### SOURCE DATA
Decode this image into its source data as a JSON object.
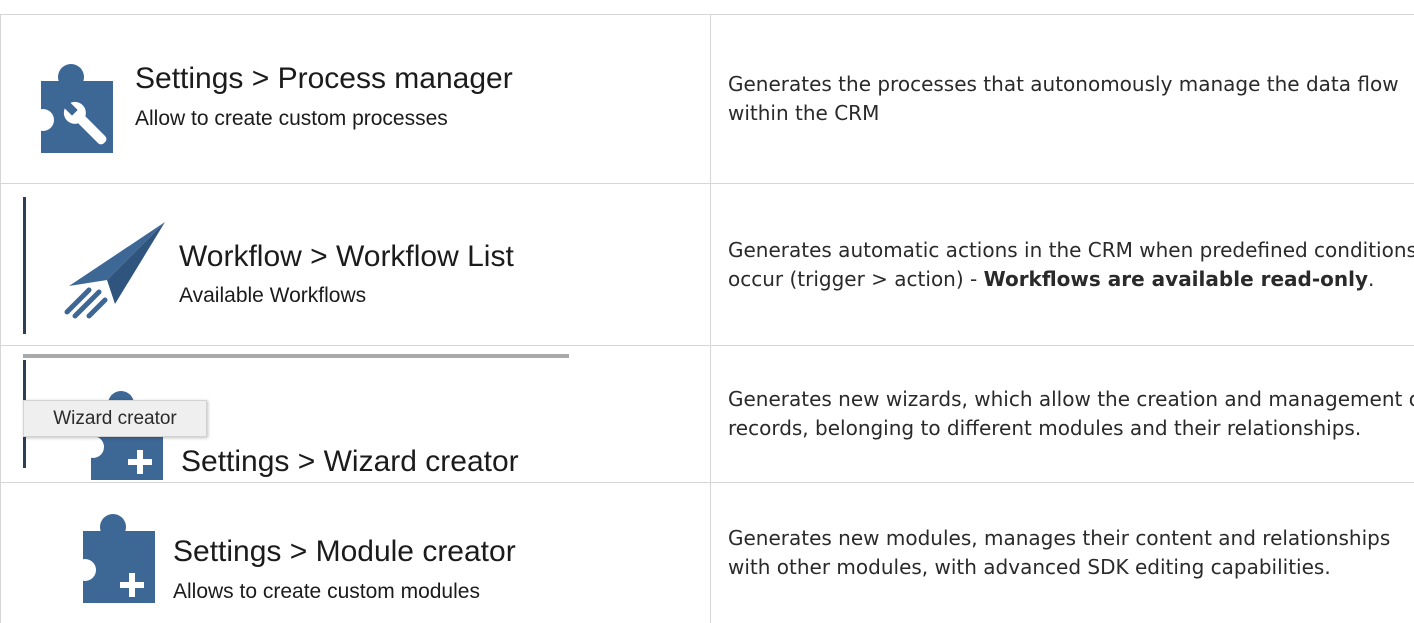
{
  "rows": [
    {
      "screenshot": {
        "title": "Settings > Process manager",
        "subtitle": "Allow to create custom processes",
        "icon": "puzzle-wrench-icon"
      },
      "description": "Generates the processes that autonomously manage the data flow within the CRM"
    },
    {
      "screenshot": {
        "title": "Workflow > Workflow List",
        "subtitle": "Available Workflows",
        "icon": "paper-plane-icon"
      },
      "description_plain": "Generates automatic actions in the CRM when predefined conditions occur (trigger > action) - ",
      "description_bold": "Workflows are available read-only",
      "description_end": "."
    },
    {
      "screenshot": {
        "title": "Settings > Wizard creator",
        "tooltip": "Wizard creator",
        "icon": "puzzle-plus-icon"
      },
      "description": "Generates new wizards, which allow the creation and management of records, belonging to different modules and their relationships."
    },
    {
      "screenshot": {
        "title": "Settings > Module creator",
        "subtitle": "Allows to create custom modules",
        "icon": "puzzle-plus-icon"
      },
      "description": "Generates new modules, manages their content and relationships with other modules, with advanced SDK editing capabilities."
    }
  ],
  "colors": {
    "icon_blue": "#3d6795",
    "border": "#d6d6d6",
    "text": "#2a2a2a"
  }
}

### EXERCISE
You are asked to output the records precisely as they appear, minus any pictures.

### ANSWER AREA
Decode this image into its source data as a JSON object.
{
  "rows": [
    {
      "screenshot": {
        "title": "Settings > Process manager",
        "subtitle": "Allow to create custom processes",
        "icon": "puzzle-wrench-icon"
      },
      "description": "Generates the processes that autonomously manage the data flow within the CRM"
    },
    {
      "screenshot": {
        "title": "Workflow > Workflow List",
        "subtitle": "Available Workflows",
        "icon": "paper-plane-icon"
      },
      "description_plain": "Generates automatic actions in the CRM when predefined conditions occur (trigger > action) - ",
      "description_bold": "Workflows are available read-only",
      "description_end": "."
    },
    {
      "screenshot": {
        "title": "Settings > Wizard creator",
        "tooltip": "Wizard creator",
        "icon": "puzzle-plus-icon"
      },
      "description": "Generates new wizards, which allow the creation and management of records, belonging to different modules and their relationships."
    },
    {
      "screenshot": {
        "title": "Settings > Module creator",
        "subtitle": "Allows to create custom modules",
        "icon": "puzzle-plus-icon"
      },
      "description": "Generates new modules, manages their content and relationships with other modules, with advanced SDK editing capabilities."
    }
  ],
  "colors": {
    "icon_blue": "#3d6795",
    "border": "#d6d6d6",
    "text": "#2a2a2a"
  }
}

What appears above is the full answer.